-- RECORD EXCERPTS follows --

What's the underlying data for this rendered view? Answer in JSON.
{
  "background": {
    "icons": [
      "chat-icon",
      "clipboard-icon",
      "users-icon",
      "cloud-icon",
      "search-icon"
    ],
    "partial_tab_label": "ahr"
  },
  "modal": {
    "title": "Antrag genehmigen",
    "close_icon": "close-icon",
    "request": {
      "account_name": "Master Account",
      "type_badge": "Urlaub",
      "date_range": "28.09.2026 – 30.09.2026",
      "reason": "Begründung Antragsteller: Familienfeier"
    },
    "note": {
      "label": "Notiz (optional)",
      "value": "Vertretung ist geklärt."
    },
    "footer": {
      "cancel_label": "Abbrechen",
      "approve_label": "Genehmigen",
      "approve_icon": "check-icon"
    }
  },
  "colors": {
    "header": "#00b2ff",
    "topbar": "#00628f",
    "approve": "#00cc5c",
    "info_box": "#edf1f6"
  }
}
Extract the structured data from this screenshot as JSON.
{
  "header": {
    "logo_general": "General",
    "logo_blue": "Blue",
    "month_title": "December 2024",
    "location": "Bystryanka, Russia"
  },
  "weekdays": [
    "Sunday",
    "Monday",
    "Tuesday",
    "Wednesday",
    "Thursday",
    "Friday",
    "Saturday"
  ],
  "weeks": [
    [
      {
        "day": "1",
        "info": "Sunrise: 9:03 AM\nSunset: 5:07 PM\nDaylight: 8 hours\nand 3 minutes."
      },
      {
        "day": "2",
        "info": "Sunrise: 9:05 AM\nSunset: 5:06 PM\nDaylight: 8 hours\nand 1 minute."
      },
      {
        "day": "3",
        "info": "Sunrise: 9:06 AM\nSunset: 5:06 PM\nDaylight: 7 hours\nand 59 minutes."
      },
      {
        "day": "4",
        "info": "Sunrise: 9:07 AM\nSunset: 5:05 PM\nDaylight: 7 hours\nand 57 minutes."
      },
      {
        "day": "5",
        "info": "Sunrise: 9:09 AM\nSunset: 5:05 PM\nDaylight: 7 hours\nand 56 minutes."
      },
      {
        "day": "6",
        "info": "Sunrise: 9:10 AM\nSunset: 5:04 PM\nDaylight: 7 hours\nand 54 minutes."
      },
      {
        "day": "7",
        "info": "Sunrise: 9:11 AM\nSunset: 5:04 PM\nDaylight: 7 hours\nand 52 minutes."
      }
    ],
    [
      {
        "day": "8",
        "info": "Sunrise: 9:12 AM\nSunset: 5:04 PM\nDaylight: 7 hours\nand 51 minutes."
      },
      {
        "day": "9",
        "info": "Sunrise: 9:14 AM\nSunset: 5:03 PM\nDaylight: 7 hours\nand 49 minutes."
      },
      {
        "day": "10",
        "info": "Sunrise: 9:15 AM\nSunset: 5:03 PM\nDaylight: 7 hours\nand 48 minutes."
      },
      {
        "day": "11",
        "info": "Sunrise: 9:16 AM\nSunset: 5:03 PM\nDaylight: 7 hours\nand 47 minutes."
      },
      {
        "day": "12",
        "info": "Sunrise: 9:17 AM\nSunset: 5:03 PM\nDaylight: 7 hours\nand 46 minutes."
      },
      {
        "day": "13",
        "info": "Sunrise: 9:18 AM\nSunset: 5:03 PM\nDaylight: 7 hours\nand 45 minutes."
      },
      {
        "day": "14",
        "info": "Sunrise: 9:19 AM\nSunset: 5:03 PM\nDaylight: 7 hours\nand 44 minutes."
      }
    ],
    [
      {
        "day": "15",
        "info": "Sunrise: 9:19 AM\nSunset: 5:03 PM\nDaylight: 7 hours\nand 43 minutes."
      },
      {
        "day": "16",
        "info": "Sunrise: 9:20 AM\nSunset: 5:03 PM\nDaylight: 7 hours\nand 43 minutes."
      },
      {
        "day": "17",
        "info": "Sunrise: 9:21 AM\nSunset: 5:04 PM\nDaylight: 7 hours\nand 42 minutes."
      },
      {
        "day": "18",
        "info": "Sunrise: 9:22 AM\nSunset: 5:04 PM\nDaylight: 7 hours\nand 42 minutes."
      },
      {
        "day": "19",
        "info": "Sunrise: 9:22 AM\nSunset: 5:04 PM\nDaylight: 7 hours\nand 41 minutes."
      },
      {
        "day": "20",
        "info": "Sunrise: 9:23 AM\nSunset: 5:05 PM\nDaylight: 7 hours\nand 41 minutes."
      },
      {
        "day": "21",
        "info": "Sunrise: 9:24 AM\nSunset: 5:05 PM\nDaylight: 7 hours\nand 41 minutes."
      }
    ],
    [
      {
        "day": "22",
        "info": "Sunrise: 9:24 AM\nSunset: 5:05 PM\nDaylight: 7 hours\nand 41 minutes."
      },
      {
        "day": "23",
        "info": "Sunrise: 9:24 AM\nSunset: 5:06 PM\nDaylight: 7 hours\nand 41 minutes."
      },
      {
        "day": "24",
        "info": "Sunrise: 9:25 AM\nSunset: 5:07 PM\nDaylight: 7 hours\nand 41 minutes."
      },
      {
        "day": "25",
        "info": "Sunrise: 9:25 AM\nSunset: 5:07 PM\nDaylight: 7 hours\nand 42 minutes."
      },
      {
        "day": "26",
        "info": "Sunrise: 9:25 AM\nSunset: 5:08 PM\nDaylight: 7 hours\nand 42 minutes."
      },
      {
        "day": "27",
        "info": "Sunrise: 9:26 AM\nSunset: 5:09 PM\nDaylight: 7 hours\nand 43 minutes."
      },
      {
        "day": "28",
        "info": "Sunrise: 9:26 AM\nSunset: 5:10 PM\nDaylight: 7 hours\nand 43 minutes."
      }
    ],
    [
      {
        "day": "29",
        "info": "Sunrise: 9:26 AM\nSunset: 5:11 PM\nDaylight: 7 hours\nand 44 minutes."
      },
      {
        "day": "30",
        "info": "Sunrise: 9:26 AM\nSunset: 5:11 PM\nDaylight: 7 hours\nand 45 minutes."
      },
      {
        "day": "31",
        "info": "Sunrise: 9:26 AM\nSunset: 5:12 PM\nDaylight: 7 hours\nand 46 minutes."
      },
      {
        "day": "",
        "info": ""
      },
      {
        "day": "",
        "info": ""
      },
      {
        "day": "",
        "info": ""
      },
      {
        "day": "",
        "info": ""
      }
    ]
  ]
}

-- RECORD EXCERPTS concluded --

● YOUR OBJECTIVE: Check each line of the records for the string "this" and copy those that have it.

● ANSWER BELOW:
What's the underlying data for this rendered view? Answer in JSON.
Extract the structured data from this screenshot as JSON.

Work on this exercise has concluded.